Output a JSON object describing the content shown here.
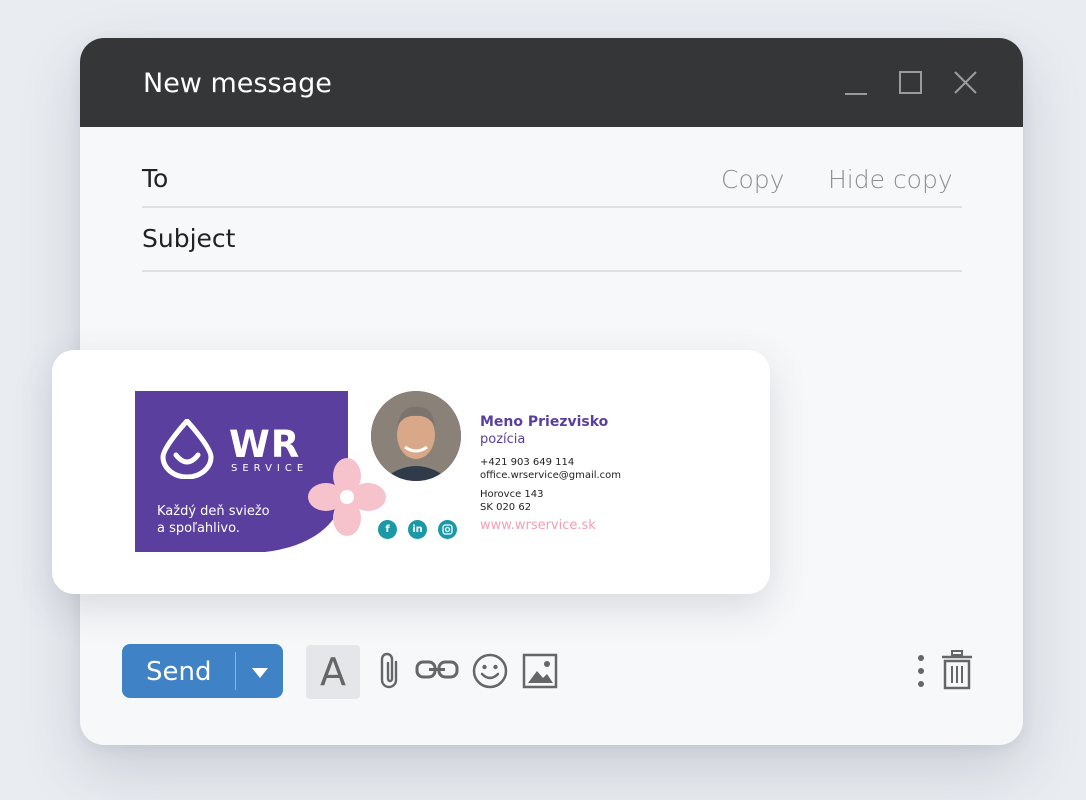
{
  "window": {
    "title": "New message",
    "controls": [
      "minimize-icon",
      "maximize-icon",
      "close-icon"
    ]
  },
  "compose": {
    "to_label": "To",
    "subject_label": "Subject",
    "copy_label": "Copy",
    "hide_copy_label": "Hide copy"
  },
  "signature": {
    "logo_text": "WR",
    "logo_sub": "SERVICE",
    "tagline_line1": "Každý deň sviežo",
    "tagline_line2": "a spoľahlivo.",
    "name": "Meno Priezvisko",
    "position": "pozícia",
    "phone": "+421 903 649 114",
    "email": "office.wrservice@gmail.com",
    "address_line1": "Horovce 143",
    "address_line2": "SK 020 62",
    "website": "www.wrservice.sk",
    "socials": [
      "facebook-icon",
      "linkedin-icon",
      "instagram-icon"
    ],
    "brand_color": "#5b3f9e",
    "accent_pink": "#f2a0b2",
    "social_color": "#1c99a8"
  },
  "toolbar": {
    "send_label": "Send",
    "font_label": "A",
    "send_color": "#3f83c6",
    "tools": [
      "formatting-icon",
      "attach-icon",
      "link-icon",
      "emoji-icon",
      "image-icon",
      "more-options-icon",
      "trash-icon"
    ]
  }
}
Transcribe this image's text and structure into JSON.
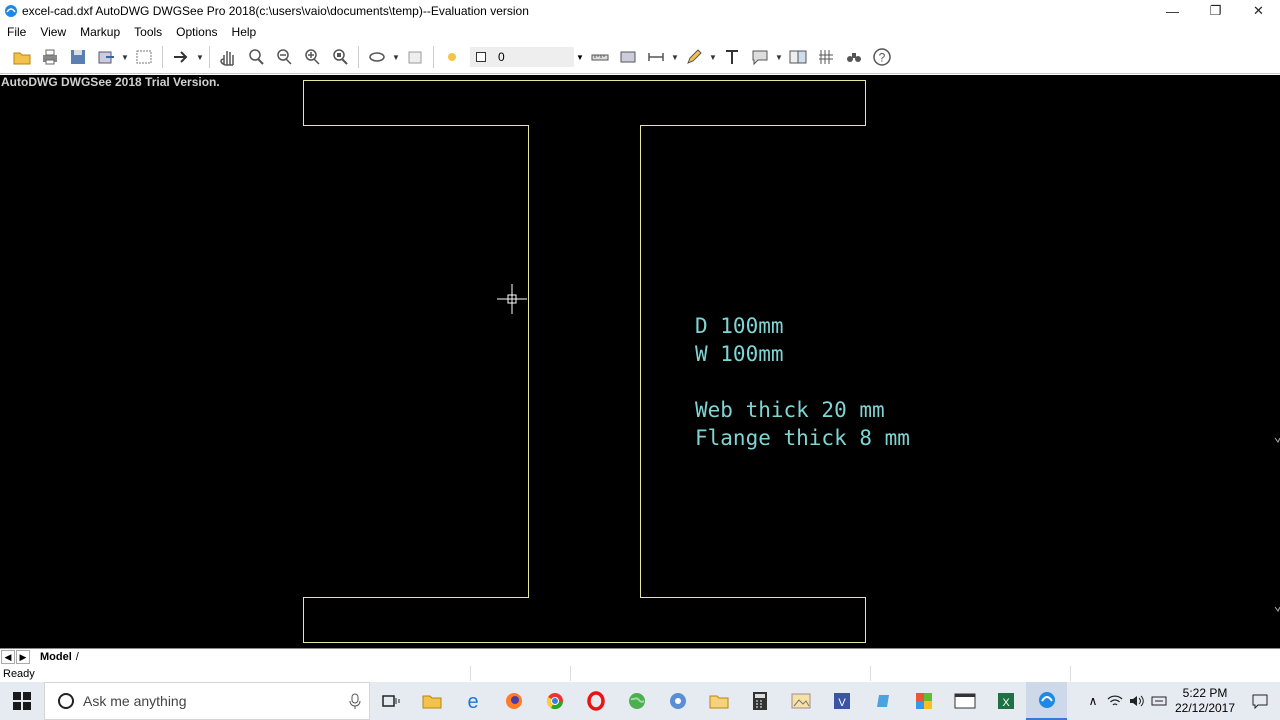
{
  "window": {
    "title": "excel-cad.dxf AutoDWG DWGSee Pro 2018(c:\\users\\vaio\\documents\\temp)--Evaluation version",
    "minimize_label": "—",
    "restore_label": "❐",
    "close_label": "✕"
  },
  "menu": {
    "items": [
      "File",
      "View",
      "Markup",
      "Tools",
      "Options",
      "Help"
    ]
  },
  "toolbar": {
    "layer_value": "0"
  },
  "canvas": {
    "trial_label": "AutoDWG DWGSee 2018 Trial Version.",
    "annotations": {
      "line1": "D    100mm",
      "line2": "W    100mm",
      "line3": "Web  thick   20 mm",
      "line4": "Flange  thick   8  mm"
    },
    "colors": {
      "background": "#000000",
      "outline": "#e6e6a0",
      "text": "#7fd4d4"
    }
  },
  "tabs": {
    "active": "Model"
  },
  "status": {
    "text": "Ready"
  },
  "taskbar": {
    "search_placeholder": "Ask me anything",
    "time": "5:22 PM",
    "date": "22/12/2017"
  }
}
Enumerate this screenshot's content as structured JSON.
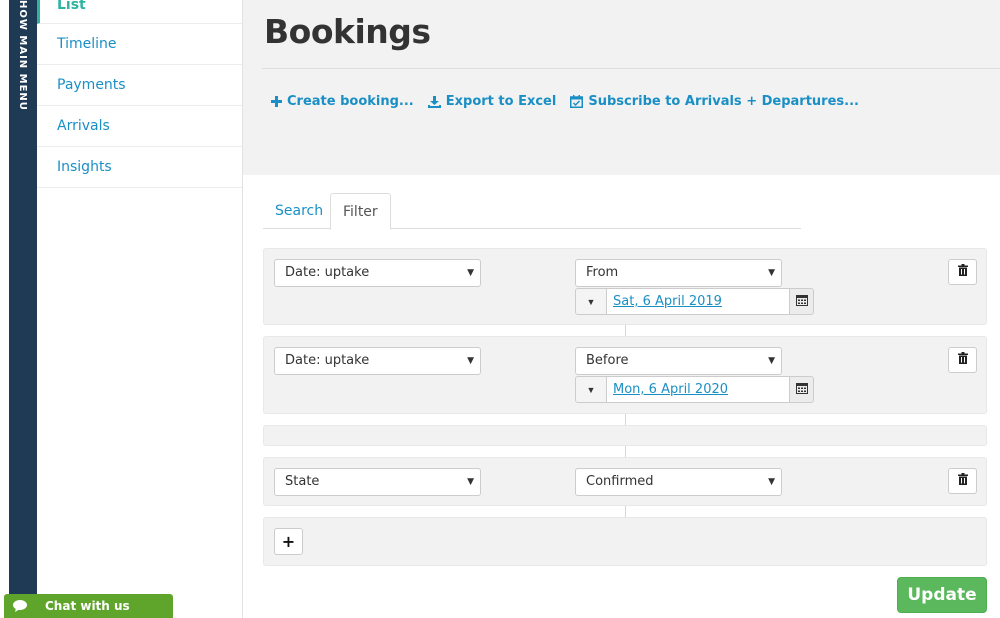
{
  "main_menu": {
    "label": "HOW MAIN MENU"
  },
  "subnav": {
    "items": [
      {
        "label": "List",
        "active": true
      },
      {
        "label": "Timeline"
      },
      {
        "label": "Payments"
      },
      {
        "label": "Arrivals"
      },
      {
        "label": "Insights"
      }
    ]
  },
  "header": {
    "title": "Bookings",
    "actions": [
      {
        "label": "Create booking...",
        "icon": "plus-icon"
      },
      {
        "label": "Export to Excel",
        "icon": "download-icon"
      },
      {
        "label": "Subscribe to Arrivals + Departures...",
        "icon": "calendar-check-icon"
      }
    ]
  },
  "tabs": [
    {
      "label": "Search"
    },
    {
      "label": "Filter",
      "active": true
    }
  ],
  "filters": [
    {
      "field": "Date: uptake",
      "operator": "From",
      "date": "Sat, 6 April 2019"
    },
    {
      "field": "Date: uptake",
      "operator": "Before",
      "date": "Mon, 6 April 2020"
    },
    {
      "field": "State",
      "operator": "Confirmed"
    }
  ],
  "add_button": {
    "label": "+"
  },
  "update_button": {
    "label": "Update"
  },
  "chat": {
    "label": "Chat with us"
  },
  "colors": {
    "accent_blue": "#1a8fc5",
    "active_teal": "#2db3a0",
    "update_green": "#5cb85c",
    "chat_green": "#5fa52b",
    "menu_navy": "#1e3a55"
  }
}
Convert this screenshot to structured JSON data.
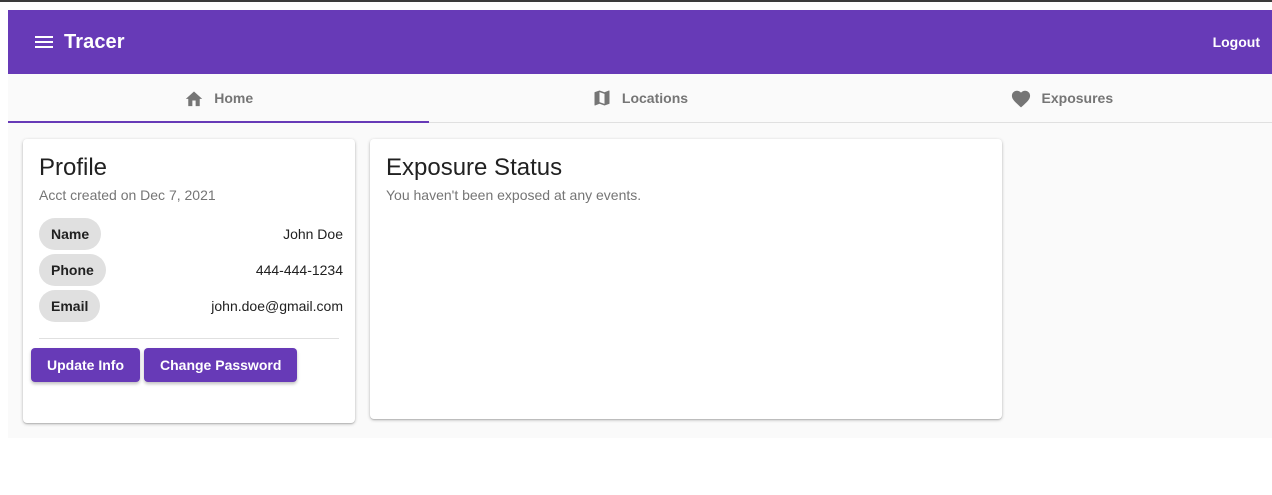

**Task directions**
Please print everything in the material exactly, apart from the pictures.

**Written solution**
Output a JSON object describing the content shown here.
{
  "window": {
    "title": "New message",
    "controls": [
      "minimize-icon",
      "maximize-icon",
      "close-icon"
    ]
  },
  "compose": {
    "to_label": "To",
    "subject_label": "Subject",
    "copy_label": "Copy",
    "hide_copy_label": "Hide copy"
  },
  "signature": {
    "logo_text": "WR",
    "logo_sub": "SERVICE",
    "tagline_line1": "Každý deň sviežo",
    "tagline_line2": "a spoľahlivo.",
    "name": "Meno Priezvisko",
    "position": "pozícia",
    "phone": "+421 903 649 114",
    "email": "office.wrservice@gmail.com",
    "address_line1": "Horovce 143",
    "address_line2": "SK 020 62",
    "website": "www.wrservice.sk",
    "socials": [
      "facebook-icon",
      "linkedin-icon",
      "instagram-icon"
    ],
    "brand_color": "#5b3f9e",
    "accent_pink": "#f2a0b2",
    "social_color": "#1c99a8"
  },
  "toolbar": {
    "send_label": "Send",
    "font_label": "A",
    "send_color": "#3f83c6",
    "tools": [
      "formatting-icon",
      "attach-icon",
      "link-icon",
      "emoji-icon",
      "image-icon",
      "more-options-icon",
      "trash-icon"
    ]
  }
}
Transcribe this image's text and structure into JSON.
{
  "window": {
    "title": "excel-cad.dxf AutoDWG DWGSee Pro 2018(c:\\users\\vaio\\documents\\temp)--Evaluation version",
    "minimize_label": "—",
    "restore_label": "❐",
    "close_label": "✕"
  },
  "menu": {
    "items": [
      "File",
      "View",
      "Markup",
      "Tools",
      "Options",
      "Help"
    ]
  },
  "toolbar": {
    "layer_value": "0"
  },
  "canvas": {
    "trial_label": "AutoDWG DWGSee 2018 Trial Version.",
    "annotations": {
      "line1": "D    100mm",
      "line2": "W    100mm",
      "line3": "Web  thick   20 mm",
      "line4": "Flange  thick   8  mm"
    },
    "colors": {
      "background": "#000000",
      "outline": "#e6e6a0",
      "text": "#7fd4d4"
    }
  },
  "tabs": {
    "active": "Model"
  },
  "status": {
    "text": "Ready"
  },
  "taskbar": {
    "search_placeholder": "Ask me anything",
    "time": "5:22 PM",
    "date": "22/12/2017"
  }
}
Enumerate this screenshot's content as structured JSON.
{
  "main_menu": {
    "label": "HOW MAIN MENU"
  },
  "subnav": {
    "items": [
      {
        "label": "List",
        "active": true
      },
      {
        "label": "Timeline"
      },
      {
        "label": "Payments"
      },
      {
        "label": "Arrivals"
      },
      {
        "label": "Insights"
      }
    ]
  },
  "header": {
    "title": "Bookings",
    "actions": [
      {
        "label": "Create booking...",
        "icon": "plus-icon"
      },
      {
        "label": "Export to Excel",
        "icon": "download-icon"
      },
      {
        "label": "Subscribe to Arrivals + Departures...",
        "icon": "calendar-check-icon"
      }
    ]
  },
  "tabs": [
    {
      "label": "Search"
    },
    {
      "label": "Filter",
      "active": true
    }
  ],
  "filters": [
    {
      "field": "Date: uptake",
      "operator": "From",
      "date": "Sat, 6 April 2019"
    },
    {
      "field": "Date: uptake",
      "operator": "Before",
      "date": "Mon, 6 April 2020"
    },
    {
      "field": "State",
      "operator": "Confirmed"
    }
  ],
  "add_button": {
    "label": "+"
  },
  "update_button": {
    "label": "Update"
  },
  "chat": {
    "label": "Chat with us"
  },
  "colors": {
    "accent_blue": "#1a8fc5",
    "active_teal": "#2db3a0",
    "update_green": "#5cb85c",
    "chat_green": "#5fa52b",
    "menu_navy": "#1e3a55"
  }
}
Convert this screenshot to structured JSON data.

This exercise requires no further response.